Thousands of protesters have held a demonstration in Sweden’s capital to protest against the US’s warmongering policies vis-à-vis Syria as zionist US President Barack Obama arrived in the European country.
Angry demonstrators took to the streets of Stockholm on Wednesday to express opposition to calls by the Obama administration for a military strike on Syria.
The protesters carried banners that read, “No to Big Brother Obama,” “No to war on Syria,” and “Hands off Snowden,” in a reference to American whistleblower Edward Snowden, who leaked two top secret spying programs run by the US government.
“Send Obama away.
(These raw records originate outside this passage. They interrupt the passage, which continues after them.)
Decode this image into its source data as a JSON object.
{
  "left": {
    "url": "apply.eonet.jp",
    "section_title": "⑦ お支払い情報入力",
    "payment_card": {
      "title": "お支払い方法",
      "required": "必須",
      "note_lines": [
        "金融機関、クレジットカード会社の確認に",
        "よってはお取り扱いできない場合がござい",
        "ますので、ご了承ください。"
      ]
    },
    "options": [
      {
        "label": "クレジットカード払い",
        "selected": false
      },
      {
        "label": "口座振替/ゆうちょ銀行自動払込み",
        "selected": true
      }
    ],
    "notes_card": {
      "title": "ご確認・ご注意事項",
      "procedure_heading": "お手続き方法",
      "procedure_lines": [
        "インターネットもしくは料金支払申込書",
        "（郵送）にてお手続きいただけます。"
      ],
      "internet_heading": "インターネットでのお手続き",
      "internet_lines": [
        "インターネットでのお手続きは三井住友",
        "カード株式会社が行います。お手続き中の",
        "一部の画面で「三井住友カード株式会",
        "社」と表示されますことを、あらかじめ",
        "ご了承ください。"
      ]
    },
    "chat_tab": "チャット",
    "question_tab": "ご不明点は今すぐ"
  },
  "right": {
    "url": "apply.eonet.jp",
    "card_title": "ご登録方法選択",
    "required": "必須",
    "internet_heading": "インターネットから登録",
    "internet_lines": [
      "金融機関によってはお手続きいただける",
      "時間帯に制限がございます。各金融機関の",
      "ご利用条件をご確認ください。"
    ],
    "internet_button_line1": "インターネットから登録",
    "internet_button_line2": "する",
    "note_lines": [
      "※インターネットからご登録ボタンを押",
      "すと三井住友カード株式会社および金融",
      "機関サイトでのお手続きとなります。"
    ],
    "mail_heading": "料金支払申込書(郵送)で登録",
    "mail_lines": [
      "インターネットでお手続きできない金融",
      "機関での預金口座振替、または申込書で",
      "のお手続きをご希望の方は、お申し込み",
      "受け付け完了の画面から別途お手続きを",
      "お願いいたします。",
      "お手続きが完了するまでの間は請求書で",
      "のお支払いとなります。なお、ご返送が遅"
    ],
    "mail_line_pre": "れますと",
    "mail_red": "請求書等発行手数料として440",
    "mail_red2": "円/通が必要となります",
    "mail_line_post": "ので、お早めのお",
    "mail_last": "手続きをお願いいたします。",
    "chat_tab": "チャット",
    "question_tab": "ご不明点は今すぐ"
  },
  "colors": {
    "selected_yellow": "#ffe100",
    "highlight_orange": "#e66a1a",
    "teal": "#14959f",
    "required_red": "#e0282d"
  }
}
We don’t want Obama to come to Sweden because we see him as a war criminal,” a protester said.
The US president traveled to Sweden to discuss issues related to economy, employment, free trade, climate and energy.
However, the demonstrators in Stockholm said Obama is trying to convince the Swedish government to join the North Atlantic Treaty Organization (NATO) and support the US attack on Syria.
“No negotiation about Sweden being a member of NATO, because I think that’s on the agenda today, that Obama wants Sweden to be [a] NATO member and we’re opposing all of that,” another protester stated.
The rhetoric of war against Syria first gained momentum on August 21, when the militants operating inside the country and the foreign-backed Syrian opposition claimed that over a thousand people had been killed in a government chemical attack on militant strongholds on the outskirts of Damascus.
The Syrian government categorically rejected the accusation and said the militants had conducted the attack to draw in foreign military intervention.
Nevertheless, a number of Western countries, including the US, France, and the UK, quickly started campaigning for war.
The talk of war reached a peak on Tuesday, August 27, when media outlets reported US plans for likely surgical attacks.
Later, however, domestic and international calls against a potential war forced some of the warmongering countries to temporarily tone down their stances.
On August 29, the British parliament voted against participation by Britain in any potential military intervention in Syria under the current circumstances. On Friday, August 30, NATO also distanced itself from participating in any military intervention in Syria.
However, Washington remained defiant, saying that it is willing to go ahead with its plans for a strike on Syria without the approval of the United Nations or even the support of its allies. Under mounting pressure though, President Obama said on August 31 that his administration will first seek authorization from the Congress.
Although the American legislators were highly skeptical of any US war on Syria at first, criticizing the draft resolution that had been sent to them by the Obama administration, they now seem on their way to approving White House plans for a war.
The US lawmakers drafted a bipartisan measure on September 4 – to be voted on in the two chambers of the US Congress later – imposing a 90-day deadline for US military intervention, but banning the “deployment of any US troops on the ground” in Syria.
Meanwhile, the Pentagon has said it also plans to use “Air Force bombers” in addition to destroyers armed with cruise missiles, which were the primary means of launching an attack on Syria.
All of this comes while the team of UN inspectors, who recently visited Syria to probe the sites of chemical attacks, has yet to release the findings of its inspection.
The UN, Iran, Russia, and China have warned against war.